Once upon a time, dads seen out in public with their children were “babysitting”and those who stayed at home and changed diapers rather than go to work were “unemployed”. Today, men can be fluid and flexible and not lose their masculinity. Unlike the hyper-masculine days of yore, male politicians are now viewed as “human” if they shed tears after a school shooting rather than being viewed as weak and afraid. Men can be curious to explore the depths of the sea and their inner lives. They can demonstrate courage by going into a burning building to rescue a child and into a 12-step meeting to talk about their sense of brokenness.
Think about men and trucks. Men can still be built tough to perform masculine tasks. But like trucks of today, strength doesn’t have to be heavy. It can be light and strong with titanium. Men don’t have to lose their power by learning the capacity to sit still quietly and listen. Trucks of today can be hybrid or use flex-fuel. They are engineered to respond to varying driving conditions. The 20th century model of men and trucks is passe’. To be fit and attractive in the 21st century requires new designs and specifications.
Unfortunately, where there is good news regarding change and transformation in our society, there is often bad news as well.
The Eagles, in their hit song “Peaceful Easy Feeling”, forecasts the challenge we face in busting out of our gendered straitjackets.
So often times it happens, that we live our lives in chains, and we never even know we have the key…The Eagles
We may not have knowingly chained ourselves but after enlightenment, we discover our chains. Our chains can be the act of stubbornly clinging to our beliefs in the polarized gender binary. They can be linked to our co-dependent relationships.The chains can be strengthened by our fear of change and propensity to gravitate toward what’s familiar, not what is healthy and transformational.
We live in a society where we can claim helplessness—remain in the constriction of victim-hood—rather than wiggle and push to be a survivor. We will live our lives in the chains of powerlessness until—as the song implies—we find and use the key to freedom. And everyone must find the right key for themselves. The key that unlocks their chains can be found in a higher power, self-determination, engagement in healthy communities and relationships. In fact, the more keys of growth you have on your wellness key chain, the better.

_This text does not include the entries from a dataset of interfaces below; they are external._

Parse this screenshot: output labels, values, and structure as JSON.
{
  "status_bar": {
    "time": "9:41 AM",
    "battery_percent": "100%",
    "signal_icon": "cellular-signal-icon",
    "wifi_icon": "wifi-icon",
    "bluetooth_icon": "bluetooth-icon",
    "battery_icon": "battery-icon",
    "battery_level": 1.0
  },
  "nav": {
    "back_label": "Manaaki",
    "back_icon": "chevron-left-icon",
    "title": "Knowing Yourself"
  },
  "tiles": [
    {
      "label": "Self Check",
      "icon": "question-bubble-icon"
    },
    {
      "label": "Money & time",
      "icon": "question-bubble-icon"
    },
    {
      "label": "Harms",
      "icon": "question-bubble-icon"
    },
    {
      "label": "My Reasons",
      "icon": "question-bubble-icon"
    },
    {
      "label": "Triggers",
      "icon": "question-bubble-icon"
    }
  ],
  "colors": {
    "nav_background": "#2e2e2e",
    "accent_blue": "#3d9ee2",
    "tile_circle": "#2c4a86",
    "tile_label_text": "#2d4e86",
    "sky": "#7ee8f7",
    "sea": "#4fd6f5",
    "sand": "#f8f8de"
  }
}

Addiction Recovery & the Serenity Prayer
Recovery is an arduous journey for men and women. It is even more difficult when you’re trapped in gendered currents taking you into the troubled waters of not being able to speak up or stand up. When you’re stuck in gender boxes that lead to a lesser version of yourself—too giving or too selfish. When you’re wrapped in pink or blue chains and can’t find the key to unlock the rainbow of your full humanity.
My prayer is that you find serenity on this lovely green planet as you seek to accept the things about your humanity you can’t change, the courage to change the things you can as a man or woman looking to be fully human, and the wisdom to know what needs to change versus what you need to accept and make peace with.
May it be so.
Randy Flood, MA, LLP